If you had surgery, your anesthesia record will state the time your surgery began and ended. Operating-room use is generally billed at rates that vary from $69 to $270 per minute. You might find, for example, that you were billed 240 minutes for a procedure that took only 180 minutes, a correction that will save you thousands of dollars. Also make sure you were not charged for items that should be included in the operating-room fee, such as gloves, linens, or light covers.
This practice inflates the patient's diagnosis code to a more serious condition that requires more costly procedures, and can be the result of a simple clerical error or fraud. To spot it, compare the diagnosis on your doctors' orders and nursing notes with the charges on your bill.
A charge can be needlessly inflated. For example, a doctor may order a generic drug for you that is readily available, but the hospital provides a more costly brand-name medication without your knowledge or consent, and bills you for it. Since you're not an expert at determining whether or not a drug is a generic and you may not have been in a condition to make that determination, you are not responsible for the increased charge.
If that doesn't work, call an account representative or the fraud department of your insurance company. Next, appeal to your state consumer-protection agency or your state attorney general's office.
If you can't get the problem resolved before the bill is due, you should pay the part of the bill not in dispute. Check your credit reports if things are not resolved within 60 days. After that time the unpaid amount may have been reported to the three major credit-reporting agencies and your credit score could be affected. You can find information about ordering your reports at www.annualcreditreport.com.
If you find the disputed bills on your reports as unpaid accounts, write to the credit bureaus to explain the ongoing dispute. The bureaus must review your complaint and correct your report.
If you don't have the time or are too sick to inspect your bills for errors, you can hire an expert to check them for you. Medical-billing advocates either charge an hourly fee, from about $50 to $175, or they work on a contingency basis, earning a commission of 15 percent to 35 percent of the amount they save you. If they take a percentage, you don't pay a dime unless they lower your bill, which makes them highly motivated to do just that.
It's a little tricky to find a medical-billing advocate because you may see them listed several ways online or in your local phone book, including as claims-assistance professionals, medical-claims professionals, or health-care claims advocates. You can find one through Medical Billing Advocates of America, which has 65 across the country. Keep in mind that most of their work will be done by phone, so they do not have to be nearby.
Stay away from medical credit cards. They are advertised directly to consumers by some issuers or promoted by medical professionals as a way for you to cover pricey or elective procedures.
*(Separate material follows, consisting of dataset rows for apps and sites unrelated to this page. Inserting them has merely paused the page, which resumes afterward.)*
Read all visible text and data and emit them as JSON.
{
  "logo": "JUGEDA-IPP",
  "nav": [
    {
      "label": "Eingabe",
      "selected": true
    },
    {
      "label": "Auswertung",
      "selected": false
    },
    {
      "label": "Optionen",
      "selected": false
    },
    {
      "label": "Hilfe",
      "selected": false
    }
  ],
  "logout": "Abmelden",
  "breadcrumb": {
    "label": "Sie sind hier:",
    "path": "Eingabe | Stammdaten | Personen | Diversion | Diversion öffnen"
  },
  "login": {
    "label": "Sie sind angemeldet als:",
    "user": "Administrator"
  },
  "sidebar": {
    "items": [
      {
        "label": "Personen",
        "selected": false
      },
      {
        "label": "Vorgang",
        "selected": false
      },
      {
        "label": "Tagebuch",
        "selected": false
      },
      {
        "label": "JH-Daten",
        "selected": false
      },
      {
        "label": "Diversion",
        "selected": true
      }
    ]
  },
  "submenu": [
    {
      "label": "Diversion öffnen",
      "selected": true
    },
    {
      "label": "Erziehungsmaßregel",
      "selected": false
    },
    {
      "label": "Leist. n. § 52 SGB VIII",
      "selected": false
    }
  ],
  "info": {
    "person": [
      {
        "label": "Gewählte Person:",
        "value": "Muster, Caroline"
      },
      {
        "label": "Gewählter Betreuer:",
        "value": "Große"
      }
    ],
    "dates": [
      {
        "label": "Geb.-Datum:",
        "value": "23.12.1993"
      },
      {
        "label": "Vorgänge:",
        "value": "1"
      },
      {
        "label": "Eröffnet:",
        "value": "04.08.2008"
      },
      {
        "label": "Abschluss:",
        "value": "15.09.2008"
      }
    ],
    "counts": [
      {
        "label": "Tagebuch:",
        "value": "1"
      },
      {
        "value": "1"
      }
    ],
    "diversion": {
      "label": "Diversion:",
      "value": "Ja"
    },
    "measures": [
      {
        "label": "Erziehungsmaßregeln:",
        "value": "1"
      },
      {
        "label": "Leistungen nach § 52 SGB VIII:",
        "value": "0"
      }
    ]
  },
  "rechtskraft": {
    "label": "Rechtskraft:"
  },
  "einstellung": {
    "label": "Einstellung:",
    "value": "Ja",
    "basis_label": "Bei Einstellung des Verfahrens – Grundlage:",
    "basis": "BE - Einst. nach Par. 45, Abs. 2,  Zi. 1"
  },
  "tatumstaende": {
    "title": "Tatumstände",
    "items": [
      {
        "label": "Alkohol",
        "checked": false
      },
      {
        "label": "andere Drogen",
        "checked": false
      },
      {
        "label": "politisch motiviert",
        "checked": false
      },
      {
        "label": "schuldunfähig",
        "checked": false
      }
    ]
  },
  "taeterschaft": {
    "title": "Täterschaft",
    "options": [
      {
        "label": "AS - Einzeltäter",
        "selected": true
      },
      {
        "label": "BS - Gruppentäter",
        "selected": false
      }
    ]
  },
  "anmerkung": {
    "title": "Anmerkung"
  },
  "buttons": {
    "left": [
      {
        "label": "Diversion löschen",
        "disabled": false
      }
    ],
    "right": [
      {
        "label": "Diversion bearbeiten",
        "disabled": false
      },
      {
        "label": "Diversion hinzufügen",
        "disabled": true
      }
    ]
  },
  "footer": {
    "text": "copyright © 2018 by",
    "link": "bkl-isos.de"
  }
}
But the interest rates for the cards can reach exorbitant heights-as much as 27.99 percent. That's the rate Chase HealthAdvance's zero-interest plan charges if you miss a payment or don't pay off the debt in the promotional period. By contrast, the average fixed-rate credit card was charging 10.7 percent in June, according to Bankrate.com.
The cards and financing are promoted to doctors, dentists, and even veterinarians as a way to get paid promptly. Hospitals have started offering their own co-branded credit cards. But using these cards has an additional drawback: You can lose the power to bargain for discounts or even obtain charity care.
This article appeared in Consumer Reports Money Adviser.